The bright summer day that I shot these images presented an exposure challenge. How does one strike the right balance between fluffy white clouds in a very blue sky and the shadows of the foliage? I have always heard: Expose for the highlights and let the shadows fall where they may. That is good advice but some work in PhotoShop is always required.

That day I really experimented with locking the exposure on one part of the scene and recomposing the image before shooting. I had much more control over exposure. I have also learned to lessen the brightness of my LCD and to use my histogram as I'm checking my images.

When I first started using my digital SLR I used the auto mode exclusively. The auto mode is very limiting but it took several classes to learn how to use the aperture preferred and shutter preferred modes. My goal is to become proficient enough to use the manual mode often!

I'm happy with the two landscape images above. The image of the shells was fun to play around with in PhotoShop and I used the posterize filter to add depth and contrast.

Saturday, July 19, 2008

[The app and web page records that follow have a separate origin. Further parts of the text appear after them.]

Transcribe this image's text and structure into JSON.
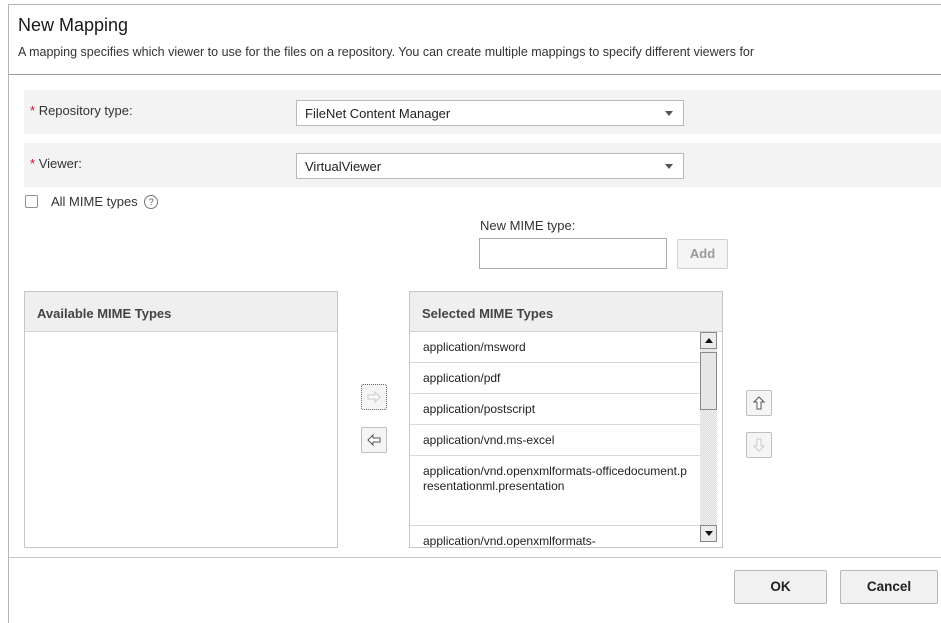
{
  "dialog": {
    "title": "New Mapping",
    "description": "A mapping specifies which viewer to use for the files on a repository. You can create multiple mappings to specify different viewers for"
  },
  "repository": {
    "required_marker": "*",
    "label": "Repository type:",
    "value": "FileNet Content Manager"
  },
  "viewer": {
    "required_marker": "*",
    "label": "Viewer:",
    "value": "VirtualViewer"
  },
  "all_mime": {
    "label": "All MIME types",
    "checked": false,
    "help_glyph": "?"
  },
  "new_mime": {
    "label": "New MIME type:",
    "value": "",
    "add_label": "Add"
  },
  "available": {
    "header": "Available MIME Types",
    "items": []
  },
  "selected": {
    "header": "Selected MIME Types",
    "items": [
      "application/msword",
      "application/pdf",
      "application/postscript",
      "application/vnd.ms-excel",
      "application/vnd.openxmlformats-officedocument.presentationml.presentation",
      "application/vnd.openxmlformats-"
    ]
  },
  "icons": {
    "move_right": "arrow-right-icon",
    "move_left": "arrow-left-icon",
    "move_up": "arrow-up-icon",
    "move_down": "arrow-down-icon"
  },
  "colors": {
    "required": "#c8102e",
    "row_bg": "#f3f3f3",
    "header_bg": "#efefef"
  },
  "footer": {
    "ok_label": "OK",
    "cancel_label": "Cancel"
  }
}
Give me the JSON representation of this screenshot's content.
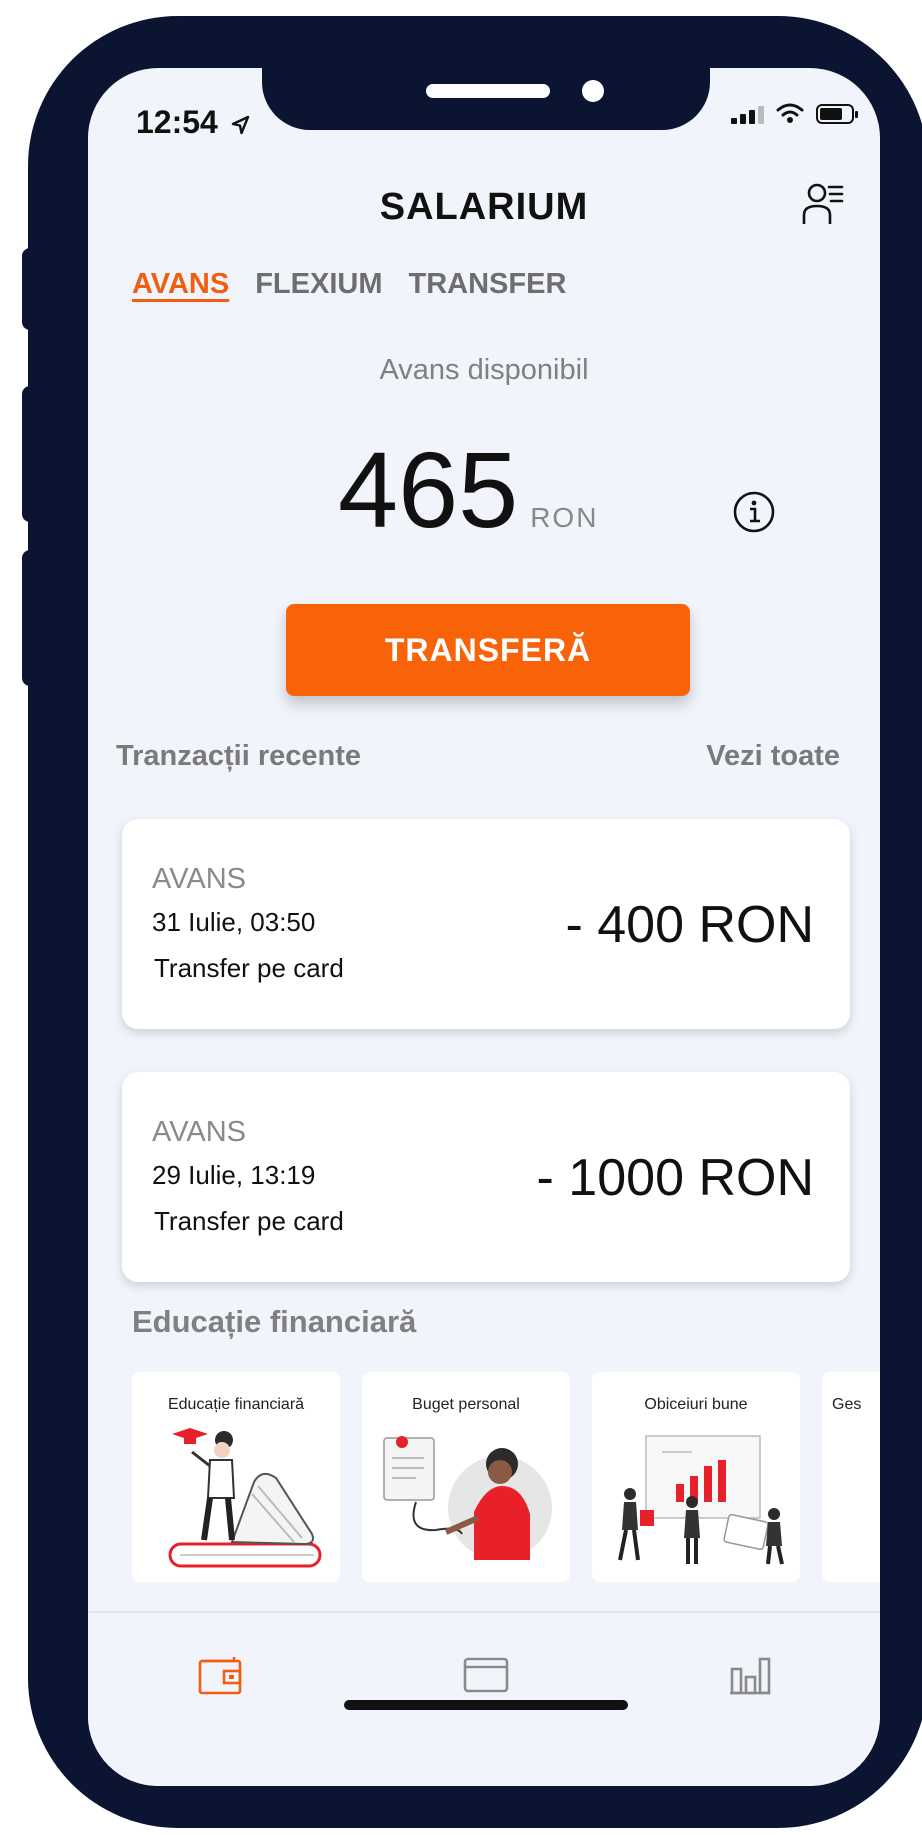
{
  "status_bar": {
    "time": "12:54"
  },
  "header": {
    "title": "SALARIUM"
  },
  "tabs": [
    {
      "label": "AVANS",
      "active": true
    },
    {
      "label": "FLEXIUM",
      "active": false
    },
    {
      "label": "TRANSFER",
      "active": false
    }
  ],
  "balance": {
    "label": "Avans disponibil",
    "amount": "465",
    "currency": "RON"
  },
  "primary_action": {
    "label": "TRANSFERĂ"
  },
  "recent": {
    "title": "Tranzacții recente",
    "see_all": "Vezi toate"
  },
  "transactions": [
    {
      "type": "AVANS",
      "date": "31 Iulie, 03:50",
      "method": "Transfer pe card",
      "amount": "- 400 RON"
    },
    {
      "type": "AVANS",
      "date": "29 Iulie, 13:19",
      "method": "Transfer pe card",
      "amount": "- 1000 RON"
    }
  ],
  "education": {
    "title": "Educație financiară",
    "cards": [
      {
        "label": "Educație financiară"
      },
      {
        "label": "Buget personal"
      },
      {
        "label": "Obiceiuri bune"
      },
      {
        "label": "Ges"
      }
    ]
  },
  "colors": {
    "accent": "#f86208",
    "frame": "#0b1431",
    "background": "#f1f4fa",
    "illustration_red": "#e8202a"
  },
  "icons": [
    "location-arrow-icon",
    "signal-icon",
    "wifi-icon",
    "battery-icon",
    "profile-menu-icon",
    "info-icon",
    "wallet-icon",
    "card-icon",
    "chart-icon"
  ]
}
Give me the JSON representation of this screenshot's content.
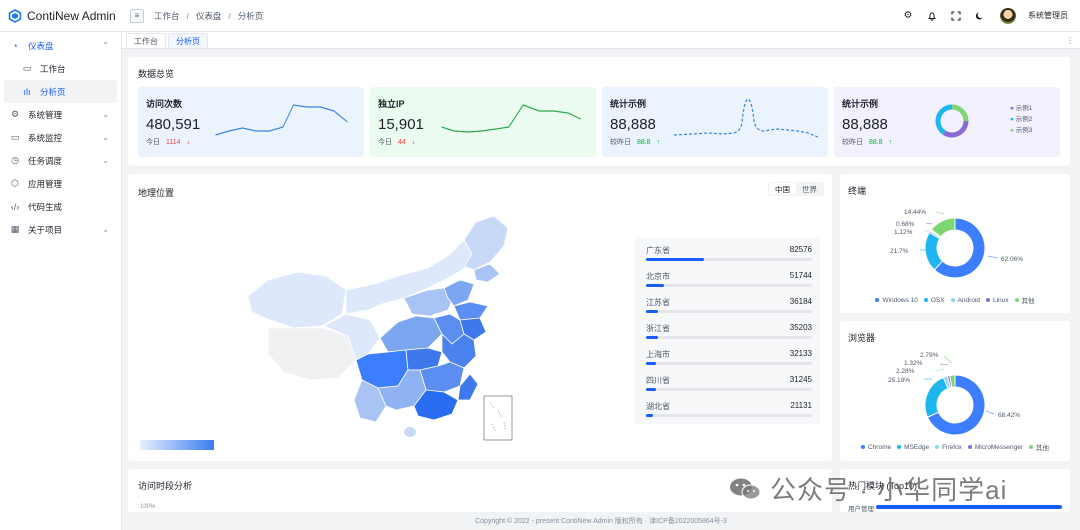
{
  "app": {
    "title": "ContiNew Admin"
  },
  "header": {
    "breadcrumb": [
      "工作台",
      "仪表盘",
      "分析页"
    ],
    "user_name": "系统管理员"
  },
  "sidebar": {
    "items": [
      {
        "label": "仪表盘",
        "icon": "dashboard-icon",
        "expanded": true
      },
      {
        "label": "工作台",
        "icon": "monitor-icon",
        "sub": true
      },
      {
        "label": "分析页",
        "icon": "bar-chart-icon",
        "sub": true,
        "active": true
      },
      {
        "label": "系统管理",
        "icon": "gear-icon"
      },
      {
        "label": "系统监控",
        "icon": "screen-icon"
      },
      {
        "label": "任务调度",
        "icon": "clock-icon"
      },
      {
        "label": "应用管理",
        "icon": "cube-icon"
      },
      {
        "label": "代码生成",
        "icon": "code-icon"
      },
      {
        "label": "关于项目",
        "icon": "apps-icon"
      }
    ]
  },
  "tabs": [
    {
      "label": "工作台"
    },
    {
      "label": "分析页",
      "active": true
    }
  ],
  "overview": {
    "title": "数据总览",
    "cards": [
      {
        "title": "访问次数",
        "value": "480,591",
        "sub_label": "今日",
        "sub_value": "1114",
        "trend": "down",
        "bg": "#ebf3fd"
      },
      {
        "title": "独立IP",
        "value": "15,901",
        "sub_label": "今日",
        "sub_value": "44",
        "trend": "down",
        "bg": "#ebfbef"
      },
      {
        "title": "统计示例",
        "value": "88,888",
        "sub_label": "较昨日",
        "sub_value": "88.8",
        "trend": "up",
        "bg": "#ebf4fe"
      },
      {
        "title": "统计示例",
        "value": "88,888",
        "sub_label": "较昨日",
        "sub_value": "88.8",
        "trend": "up",
        "bg": "#f2f1fd"
      }
    ],
    "mini_legend": [
      "示例1",
      "示例2",
      "示例3"
    ]
  },
  "geo": {
    "title": "地理位置",
    "toggle": [
      "中国",
      "世界"
    ],
    "ranking": [
      {
        "name": "广东省",
        "value": "82576",
        "ratio": 0.35
      },
      {
        "name": "北京市",
        "value": "51744",
        "ratio": 0.11
      },
      {
        "name": "江苏省",
        "value": "36184",
        "ratio": 0.07
      },
      {
        "name": "浙江省",
        "value": "35203",
        "ratio": 0.07
      },
      {
        "name": "上海市",
        "value": "32133",
        "ratio": 0.06
      },
      {
        "name": "四川省",
        "value": "31245",
        "ratio": 0.06
      },
      {
        "name": "湖北省",
        "value": "21131",
        "ratio": 0.04
      }
    ]
  },
  "terminal": {
    "title": "终端",
    "slices": [
      {
        "name": "Windows 10",
        "value": 62.06,
        "label": "62.06%",
        "color": "#3c7eff"
      },
      {
        "name": "OSX",
        "value": 21.7,
        "label": "21.7%",
        "color": "#1fb6f0"
      },
      {
        "name": "Android",
        "value": 1.12,
        "label": "1.12%",
        "color": "#8cd6f2"
      },
      {
        "name": "Linux",
        "value": 0.68,
        "label": "0.68%",
        "color": "#8b6bd6"
      },
      {
        "name": "其他",
        "value": 14.44,
        "label": "14.44%",
        "color": "#7ed672"
      }
    ]
  },
  "browser": {
    "title": "浏览器",
    "slices": [
      {
        "name": "Chrome",
        "value": 68.42,
        "label": "68.42%",
        "color": "#3c7eff"
      },
      {
        "name": "MSEdge",
        "value": 25.19,
        "label": "25.19%",
        "color": "#1fb6f0"
      },
      {
        "name": "Firefox",
        "value": 2.28,
        "label": "2.28%",
        "color": "#8cd6f2"
      },
      {
        "name": "MicroMessenger",
        "value": 1.32,
        "label": "1.32%",
        "color": "#8b6bd6"
      },
      {
        "name": "其他",
        "value": 2.79,
        "label": "2.79%",
        "color": "#7ed672"
      }
    ]
  },
  "time_analysis": {
    "title": "访问时段分析",
    "y_top": "100%"
  },
  "hot_modules": {
    "title": "热门模块 (Top10)",
    "first_row": "用户管理"
  },
  "footer": {
    "text": "Copyright © 2022 - present ContiNew Admin 版权所有 · 津ICP备2022005864号-3"
  },
  "watermark": {
    "text": "公众号 · 小华同学ai"
  }
}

This month I acted as TA to my favorite teacher in a class she taught at the Newburyport Art Association. The class was an intensive 4 hour a day week long class for teens. It was so inspiring to watch them work and create. I came away with renewed creative energy and a few images of my own.
Every photographer benefits from taking a class or teaching a class now and then. I found myself brushing up on my skills and adding to my creative bag of tricks. I have never done any abstract work before and I found that I have an interest in it! Take a look.